Thousands demonstrated in Sanaa on Saturday morning against the Houthi take-over of the Yemeni government. Down south in Aden, there were big demonstrations on behalf of workers
The murky political situation in Yemen has left the US unable to continue its drone strikes and other counter-terrorism operations, since Washington no longer has a partner in the Yemeni government to authorize them and provide key facilities.
On Thursday, the President, Abed Rabbo Mansour Hadi, and the prime minister resigned.

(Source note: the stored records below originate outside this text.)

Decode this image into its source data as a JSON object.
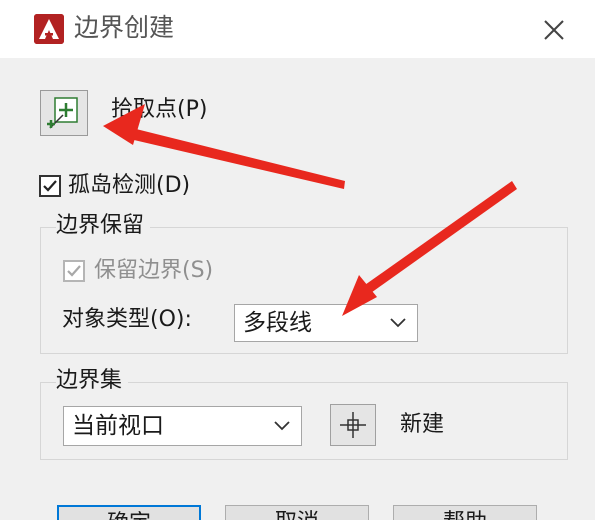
{
  "window": {
    "title": "边界创建",
    "app_icon": "autocad-icon",
    "close_icon": "close-icon"
  },
  "pick_points": {
    "label": "拾取点(P)",
    "icon": "pick-points-icon"
  },
  "island_detection": {
    "label": "孤岛检测(D)",
    "checked": true
  },
  "boundary_retention": {
    "title": "边界保留",
    "retain_label": "保留边界(S)",
    "retain_checked": true,
    "retain_enabled": false,
    "object_type_label": "对象类型(O):",
    "object_type_value": "多段线"
  },
  "boundary_set": {
    "title": "边界集",
    "current_value": "当前视口",
    "new_label": "新建",
    "new_icon": "crosshair-icon"
  },
  "buttons": {
    "ok": "确定",
    "cancel": "取消",
    "help": "帮助"
  },
  "colors": {
    "annotation_arrow": "#e8281e",
    "accent": "#0078d7",
    "autocad_red": "#b22222"
  }
}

Mansour Hadi had been the vice president of deposed dictator Ali Abdallah Saleh, who stepped down under street pressure and under the pressure of the Gulf oil states, in January, 2012.

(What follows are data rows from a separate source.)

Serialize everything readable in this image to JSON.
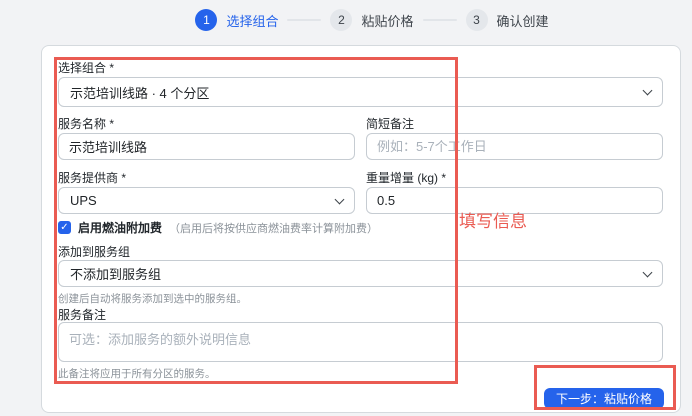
{
  "stepper": {
    "steps": [
      {
        "number": "1",
        "label": "选择组合"
      },
      {
        "number": "2",
        "label": "粘贴价格"
      },
      {
        "number": "3",
        "label": "确认创建"
      }
    ]
  },
  "form": {
    "combo": {
      "label": "选择组合 *",
      "value": "示范培训线路 · 4 个分区"
    },
    "service_name": {
      "label": "服务名称 *",
      "value": "示范培训线路"
    },
    "short_note": {
      "label": "简短备注",
      "placeholder": "例如：5-7个工作日"
    },
    "provider": {
      "label": "服务提供商 *",
      "value": "UPS"
    },
    "weight_increment": {
      "label": "重量增量 (kg) *",
      "value": "0.5"
    },
    "fuel_surcharge": {
      "checked": true,
      "checkmark": "✓",
      "label": "启用燃油附加费",
      "hint": "（启用后将按供应商燃油费率计算附加费）"
    },
    "service_group": {
      "label": "添加到服务组",
      "value": "不添加到服务组",
      "helper": "创建后自动将服务添加到选中的服务组。"
    },
    "service_note": {
      "label": "服务备注",
      "placeholder": "可选：添加服务的额外说明信息",
      "helper": "此备注将应用于所有分区的服务。"
    }
  },
  "footer": {
    "next_button": "下一步：粘贴价格"
  },
  "annotations": {
    "fill_info_label": "填写信息"
  },
  "colors": {
    "primary": "#2563eb",
    "annotation_red": "#ea5b52"
  }
}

Mansour Hadi was elected via national referendum by 80% of the voters in February 2012. He presided over a parliament dominated by the General People’s Party (of which Saleh remained chief even after he gave up the presidency, and to which Mansour Hadi also belongs). That parliament had been elected in 2003 for a six-year term. But as it was expiring in 2008, an agreement was reached among the political elite to extend it for two years. Then the massive street protests of 2011 led to its further extension. Presidential and parliamentary elections should take place in 2015, though that step may have just become impossible. Since he was elected by a healthy margin fairly recently, Mansour Hadi was probably the major political figure with the most legitimacy.
The constitution provides for Yahya Ali al-Ra’y, the speaker of parliament, to become president (there has been no vice president since 2012). But since his body was last elected in 2003 for a 6-year term, it and he have questionable legitimacy.
The Zaidi Shiite tribal confederation, the Houthis, swept into the capital in September, facing little opposition from the national military– even though the two had clashed since 2004. This week, the Houthis demanded the prerogative of appointing their own minders to each of the major political posts, including the cabinet members who oversee the ministries and make a good deal of public policy.
Mansour Hadi and his prime minister refused to be minded in this way, and they resigned.
In so doing, they cleverly deprived the Houthis of any real legitimacy. The latter are after all just tribesmen.
Zaidis are about one third of the Yemeni population and they predominate in the north. South Yemen, which has separatist tendencies, is solidly Sunni and many groups there reject the idea of Shiite Zaidi dominance. Southern separatism has grown in strength since the September 2014 Houthi take-over of the capital.